When you’re on a journey to lose weight, managing your diet is everything. But between counting your calories and counting your macros, mindful eating, portion control, and other food-tracking tactics, tracking your macros remains the most effective and accurate method of tracking what you’re putting inside your body.
But the most important factor to consider when choosing a food-tracking method is what will work for you in the long term. The method you choose has to be one that you will implement for a while and stick with it, not something you will instantly jump out of when it feels convenient, or worse, go into a yo-yo dieting cycle.
If you want to find out what’s sustainable for you and what supports your individual weight-loss journey, we’re here to talk about the pros and cons of tracking your calories and macros so you can make the right decision if this is something you can (and will) stick with.
Let’s get right into it.
TRACKING YOUR MACROS AND CALORIES means…
Logging everything you eat inside a journal or app.
While it is possible to count your calories without tracking your macros, it’s much more productive if you desired to factor in the certain number of calories per gram for protein, carbs, and fat you eat. You sort of automatically count your calories when you decide to count your macros.
Only counting your calories would mean you don’t get an adequate balance of protein, carbs, and fat in your system, which is a vital part of your weight-loss diet. Many people who implement this habit go as far as to measure their food as precisely as possible just so they can get their macro and calorie counts right. As they should!
The pros of counting macros:
- It shows you what you need to do better.
People are usually surprised when they start logging their food. Either because they realize they’ve been eating too much or too little. You might be shocked at the impact one food will make on your overall calorie total. Just removing certain habit foods from your life will help you drop pounds like crazy. Not to mention…
- It shows you patterns and trends in your behavior.
When journaling, you have the ability to go back and get a bird’s eye view of your habits and macro counts. This can be extremely valuable information especially when dealing with sugar cravings and blood sugar drops as it will allow you to spot the times of day you should be consuming food for the best result.
- You’ll hold yourself accountable.
When you lay out your raw, objective data about yourself in front of you, it opens your eyes. Looking at what you eat, and doing so with curiosity, will help you develop a love for eating healthy and fueling your body appropriately for every goal. Ultimately, it’s not just about weight management. Knowing that you’re eating a balanced diet is important for your mental health, too! If you focus on nutrient-dense, high-quality foods from different food groups, you’ll eat a rich and vibrant diet and your body will thank you for it.
- It’s the most accurate method out there.
There’s no way to track food 100 percent accurately… at least outside a lab. But if you don’t have your lab coat on right now, weighing and measuring foods will remain the best way of gauging the amount of food you buy and consume. This will make it much, much easier to lose weight.

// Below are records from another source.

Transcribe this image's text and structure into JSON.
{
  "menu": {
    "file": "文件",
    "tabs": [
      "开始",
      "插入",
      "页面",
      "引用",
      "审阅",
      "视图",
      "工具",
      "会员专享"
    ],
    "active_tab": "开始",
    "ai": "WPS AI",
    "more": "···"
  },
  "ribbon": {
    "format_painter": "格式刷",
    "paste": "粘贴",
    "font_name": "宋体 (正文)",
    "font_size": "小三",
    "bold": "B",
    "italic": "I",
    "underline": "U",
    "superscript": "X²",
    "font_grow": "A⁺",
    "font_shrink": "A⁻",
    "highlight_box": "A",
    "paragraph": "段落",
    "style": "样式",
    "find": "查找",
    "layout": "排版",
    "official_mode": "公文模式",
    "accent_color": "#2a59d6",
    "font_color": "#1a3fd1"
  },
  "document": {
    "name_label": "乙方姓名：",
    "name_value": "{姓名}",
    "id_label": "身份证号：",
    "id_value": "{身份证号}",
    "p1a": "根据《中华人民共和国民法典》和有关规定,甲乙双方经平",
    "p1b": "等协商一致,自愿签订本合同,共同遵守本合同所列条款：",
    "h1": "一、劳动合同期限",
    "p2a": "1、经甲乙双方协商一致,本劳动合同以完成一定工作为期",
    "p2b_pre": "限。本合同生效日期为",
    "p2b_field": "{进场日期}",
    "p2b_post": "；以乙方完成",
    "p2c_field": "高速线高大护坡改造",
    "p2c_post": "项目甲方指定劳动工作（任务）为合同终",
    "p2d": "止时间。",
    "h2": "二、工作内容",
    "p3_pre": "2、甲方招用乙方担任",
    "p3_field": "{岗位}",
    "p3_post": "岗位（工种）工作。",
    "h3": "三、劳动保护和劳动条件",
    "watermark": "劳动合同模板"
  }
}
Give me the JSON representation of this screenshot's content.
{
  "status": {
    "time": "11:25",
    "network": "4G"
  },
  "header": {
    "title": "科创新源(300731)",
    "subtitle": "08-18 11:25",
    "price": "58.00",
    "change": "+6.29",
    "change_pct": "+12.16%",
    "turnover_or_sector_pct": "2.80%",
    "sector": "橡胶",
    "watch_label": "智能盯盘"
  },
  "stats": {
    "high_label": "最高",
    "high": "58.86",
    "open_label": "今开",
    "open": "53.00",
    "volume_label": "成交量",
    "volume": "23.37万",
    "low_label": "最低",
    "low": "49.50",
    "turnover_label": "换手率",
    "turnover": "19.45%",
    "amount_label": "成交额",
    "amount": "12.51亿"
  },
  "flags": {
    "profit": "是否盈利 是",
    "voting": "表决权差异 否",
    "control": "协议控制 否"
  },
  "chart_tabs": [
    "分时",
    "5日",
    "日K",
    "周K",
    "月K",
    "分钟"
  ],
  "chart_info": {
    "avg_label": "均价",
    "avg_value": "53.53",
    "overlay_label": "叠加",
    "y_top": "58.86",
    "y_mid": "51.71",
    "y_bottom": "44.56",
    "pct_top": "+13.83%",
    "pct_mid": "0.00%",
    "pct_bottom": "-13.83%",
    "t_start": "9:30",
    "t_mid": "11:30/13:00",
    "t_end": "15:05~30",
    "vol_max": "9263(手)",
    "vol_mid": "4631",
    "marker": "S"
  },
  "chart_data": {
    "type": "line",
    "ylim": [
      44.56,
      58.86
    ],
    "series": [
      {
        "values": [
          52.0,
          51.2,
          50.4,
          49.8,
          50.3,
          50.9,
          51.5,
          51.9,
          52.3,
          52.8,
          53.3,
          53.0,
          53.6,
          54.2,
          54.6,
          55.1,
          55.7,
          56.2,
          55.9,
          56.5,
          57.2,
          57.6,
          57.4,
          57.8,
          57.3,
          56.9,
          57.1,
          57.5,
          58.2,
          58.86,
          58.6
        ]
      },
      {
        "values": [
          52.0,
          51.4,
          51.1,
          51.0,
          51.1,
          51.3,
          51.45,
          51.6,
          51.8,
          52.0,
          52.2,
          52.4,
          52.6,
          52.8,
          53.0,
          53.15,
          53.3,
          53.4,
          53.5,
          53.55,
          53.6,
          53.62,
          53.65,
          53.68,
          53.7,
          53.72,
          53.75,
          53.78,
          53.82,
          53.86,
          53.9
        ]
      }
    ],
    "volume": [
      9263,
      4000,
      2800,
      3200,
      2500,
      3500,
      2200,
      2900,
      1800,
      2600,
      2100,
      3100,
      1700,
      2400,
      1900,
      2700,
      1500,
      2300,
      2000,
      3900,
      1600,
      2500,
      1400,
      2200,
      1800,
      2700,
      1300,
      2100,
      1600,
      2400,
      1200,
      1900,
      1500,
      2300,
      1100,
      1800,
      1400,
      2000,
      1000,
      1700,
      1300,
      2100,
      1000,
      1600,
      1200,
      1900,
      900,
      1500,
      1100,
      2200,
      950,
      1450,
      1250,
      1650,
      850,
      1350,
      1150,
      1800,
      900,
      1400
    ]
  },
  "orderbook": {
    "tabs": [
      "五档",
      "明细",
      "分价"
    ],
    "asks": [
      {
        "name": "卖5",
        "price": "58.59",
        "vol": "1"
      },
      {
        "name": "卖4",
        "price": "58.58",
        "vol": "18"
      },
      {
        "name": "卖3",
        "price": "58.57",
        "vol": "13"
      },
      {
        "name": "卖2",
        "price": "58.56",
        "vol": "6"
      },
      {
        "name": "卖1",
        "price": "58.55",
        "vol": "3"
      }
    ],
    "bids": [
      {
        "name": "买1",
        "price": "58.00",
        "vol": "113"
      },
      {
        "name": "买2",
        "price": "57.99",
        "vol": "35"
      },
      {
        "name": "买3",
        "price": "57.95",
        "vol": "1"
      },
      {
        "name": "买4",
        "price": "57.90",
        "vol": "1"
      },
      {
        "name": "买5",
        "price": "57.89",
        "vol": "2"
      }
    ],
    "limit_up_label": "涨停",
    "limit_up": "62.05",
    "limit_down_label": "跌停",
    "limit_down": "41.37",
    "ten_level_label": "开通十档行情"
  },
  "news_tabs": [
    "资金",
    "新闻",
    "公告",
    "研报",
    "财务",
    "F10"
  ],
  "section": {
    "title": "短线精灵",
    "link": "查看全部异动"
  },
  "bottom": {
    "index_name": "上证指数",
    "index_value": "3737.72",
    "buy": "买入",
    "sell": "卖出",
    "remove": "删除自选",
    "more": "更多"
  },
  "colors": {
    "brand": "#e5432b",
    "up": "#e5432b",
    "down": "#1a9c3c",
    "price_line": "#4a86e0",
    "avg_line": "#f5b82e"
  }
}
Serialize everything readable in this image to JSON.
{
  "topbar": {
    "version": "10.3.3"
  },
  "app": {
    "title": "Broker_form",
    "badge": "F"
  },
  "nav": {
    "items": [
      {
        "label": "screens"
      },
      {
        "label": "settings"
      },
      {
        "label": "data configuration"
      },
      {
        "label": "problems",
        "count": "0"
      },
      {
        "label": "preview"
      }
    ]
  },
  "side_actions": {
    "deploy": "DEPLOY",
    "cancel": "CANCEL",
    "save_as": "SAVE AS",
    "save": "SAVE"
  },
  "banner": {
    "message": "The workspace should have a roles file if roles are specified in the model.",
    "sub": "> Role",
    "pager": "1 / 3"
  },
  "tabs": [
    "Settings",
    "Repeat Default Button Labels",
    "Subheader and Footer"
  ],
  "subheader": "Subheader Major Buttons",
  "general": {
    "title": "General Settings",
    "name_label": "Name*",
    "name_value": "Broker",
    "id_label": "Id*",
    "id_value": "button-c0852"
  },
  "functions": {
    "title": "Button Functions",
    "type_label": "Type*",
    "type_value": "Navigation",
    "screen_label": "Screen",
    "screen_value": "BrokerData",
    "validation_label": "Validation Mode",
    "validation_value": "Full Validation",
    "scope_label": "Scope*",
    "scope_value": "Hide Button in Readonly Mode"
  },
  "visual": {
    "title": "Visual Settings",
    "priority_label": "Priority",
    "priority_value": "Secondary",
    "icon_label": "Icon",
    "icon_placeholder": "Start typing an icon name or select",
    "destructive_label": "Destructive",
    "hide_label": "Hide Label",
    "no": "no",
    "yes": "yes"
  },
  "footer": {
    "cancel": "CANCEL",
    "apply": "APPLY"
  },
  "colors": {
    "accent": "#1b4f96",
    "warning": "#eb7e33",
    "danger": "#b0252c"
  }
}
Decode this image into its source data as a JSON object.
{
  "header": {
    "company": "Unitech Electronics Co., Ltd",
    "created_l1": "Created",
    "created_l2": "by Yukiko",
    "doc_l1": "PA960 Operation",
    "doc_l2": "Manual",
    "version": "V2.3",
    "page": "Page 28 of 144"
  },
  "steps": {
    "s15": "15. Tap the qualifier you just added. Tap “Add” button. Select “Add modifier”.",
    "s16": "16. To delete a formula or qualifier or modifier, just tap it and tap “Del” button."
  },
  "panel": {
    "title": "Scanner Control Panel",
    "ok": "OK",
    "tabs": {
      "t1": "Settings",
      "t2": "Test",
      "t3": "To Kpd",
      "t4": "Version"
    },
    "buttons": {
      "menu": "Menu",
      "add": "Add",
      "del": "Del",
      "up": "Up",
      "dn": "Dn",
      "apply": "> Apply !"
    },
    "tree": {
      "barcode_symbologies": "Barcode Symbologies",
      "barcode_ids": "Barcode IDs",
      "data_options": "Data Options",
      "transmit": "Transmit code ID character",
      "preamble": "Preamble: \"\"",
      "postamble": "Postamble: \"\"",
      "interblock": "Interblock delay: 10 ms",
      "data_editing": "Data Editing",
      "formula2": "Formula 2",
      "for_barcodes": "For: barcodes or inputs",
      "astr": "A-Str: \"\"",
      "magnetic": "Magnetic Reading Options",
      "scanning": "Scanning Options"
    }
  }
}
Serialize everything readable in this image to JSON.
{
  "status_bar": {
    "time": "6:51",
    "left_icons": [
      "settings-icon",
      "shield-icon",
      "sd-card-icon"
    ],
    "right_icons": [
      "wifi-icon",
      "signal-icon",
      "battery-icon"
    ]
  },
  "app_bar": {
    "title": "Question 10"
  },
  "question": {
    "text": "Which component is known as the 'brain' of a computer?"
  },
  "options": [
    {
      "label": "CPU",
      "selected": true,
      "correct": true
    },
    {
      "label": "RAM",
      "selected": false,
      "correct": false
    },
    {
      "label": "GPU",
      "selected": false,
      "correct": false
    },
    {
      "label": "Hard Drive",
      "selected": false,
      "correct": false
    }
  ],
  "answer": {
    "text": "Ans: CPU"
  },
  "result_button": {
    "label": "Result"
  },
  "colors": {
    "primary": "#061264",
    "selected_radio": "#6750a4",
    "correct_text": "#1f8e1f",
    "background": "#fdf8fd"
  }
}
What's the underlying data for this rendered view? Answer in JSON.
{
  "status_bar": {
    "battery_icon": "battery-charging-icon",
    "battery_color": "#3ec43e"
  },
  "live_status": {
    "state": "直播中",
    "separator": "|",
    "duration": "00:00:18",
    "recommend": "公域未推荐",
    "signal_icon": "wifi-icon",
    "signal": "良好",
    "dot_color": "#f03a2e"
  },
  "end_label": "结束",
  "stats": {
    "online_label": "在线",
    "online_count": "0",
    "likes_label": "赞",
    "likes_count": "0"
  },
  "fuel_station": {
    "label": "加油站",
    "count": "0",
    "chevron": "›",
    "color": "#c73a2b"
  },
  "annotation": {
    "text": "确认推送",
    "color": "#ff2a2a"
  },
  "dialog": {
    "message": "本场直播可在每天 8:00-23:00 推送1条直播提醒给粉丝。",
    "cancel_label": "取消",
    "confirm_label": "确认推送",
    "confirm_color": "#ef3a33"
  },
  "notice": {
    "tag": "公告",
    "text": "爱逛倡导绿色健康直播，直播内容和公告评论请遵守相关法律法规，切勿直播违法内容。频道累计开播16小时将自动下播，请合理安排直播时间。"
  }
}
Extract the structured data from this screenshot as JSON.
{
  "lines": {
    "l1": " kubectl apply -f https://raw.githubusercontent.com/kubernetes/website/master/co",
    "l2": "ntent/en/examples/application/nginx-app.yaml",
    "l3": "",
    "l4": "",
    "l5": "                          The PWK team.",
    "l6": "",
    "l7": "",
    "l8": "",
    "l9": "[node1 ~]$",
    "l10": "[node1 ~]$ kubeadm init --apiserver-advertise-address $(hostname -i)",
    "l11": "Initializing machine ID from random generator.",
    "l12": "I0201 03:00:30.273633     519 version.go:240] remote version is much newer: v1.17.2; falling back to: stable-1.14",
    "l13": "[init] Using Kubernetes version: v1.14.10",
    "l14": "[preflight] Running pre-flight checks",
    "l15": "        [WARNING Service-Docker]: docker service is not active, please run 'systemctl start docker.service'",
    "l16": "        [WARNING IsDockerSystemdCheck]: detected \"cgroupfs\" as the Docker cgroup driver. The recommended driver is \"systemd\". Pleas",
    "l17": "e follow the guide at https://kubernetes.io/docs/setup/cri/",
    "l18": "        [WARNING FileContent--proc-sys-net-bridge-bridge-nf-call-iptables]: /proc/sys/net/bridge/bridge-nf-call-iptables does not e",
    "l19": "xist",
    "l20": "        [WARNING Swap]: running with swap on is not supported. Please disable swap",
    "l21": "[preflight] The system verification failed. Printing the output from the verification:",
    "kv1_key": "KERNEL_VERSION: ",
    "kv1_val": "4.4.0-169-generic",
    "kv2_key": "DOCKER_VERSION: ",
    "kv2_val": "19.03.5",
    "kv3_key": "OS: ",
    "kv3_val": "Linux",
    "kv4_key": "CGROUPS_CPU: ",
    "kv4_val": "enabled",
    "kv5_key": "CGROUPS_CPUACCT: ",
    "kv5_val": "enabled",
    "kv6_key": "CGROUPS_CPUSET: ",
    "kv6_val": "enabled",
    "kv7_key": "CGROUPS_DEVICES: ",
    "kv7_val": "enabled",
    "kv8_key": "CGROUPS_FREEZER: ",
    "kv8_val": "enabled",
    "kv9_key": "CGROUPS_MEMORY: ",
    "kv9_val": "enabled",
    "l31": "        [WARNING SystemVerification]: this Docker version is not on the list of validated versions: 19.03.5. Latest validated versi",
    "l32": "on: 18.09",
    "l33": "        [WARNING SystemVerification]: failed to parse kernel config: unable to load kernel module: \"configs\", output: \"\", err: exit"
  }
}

The cons of tracking macros:
A lot of people have a very difficult and stressful time transitioning away from macros and calories. When you start doing it and it becomes a habit, you hardly want to try any other food tracking methods. You might feel like you can’t stop tracking or counting your macros if you want to progress.
And it’s not right for everyone. If you have a history of eating disorders, body dysmorphia, obsessing over caloric consumption, or calorie restriction, this might not be a good practice for you as it can make your restrictions and bad relationship with food worse.
And lastly, you still have to remember you have internal cues, and they work wonders. Tracking your macros and calories will lead you to focus too much on actual numbers… and not enough on your body’s fullness and hunger cues… or your energy levels.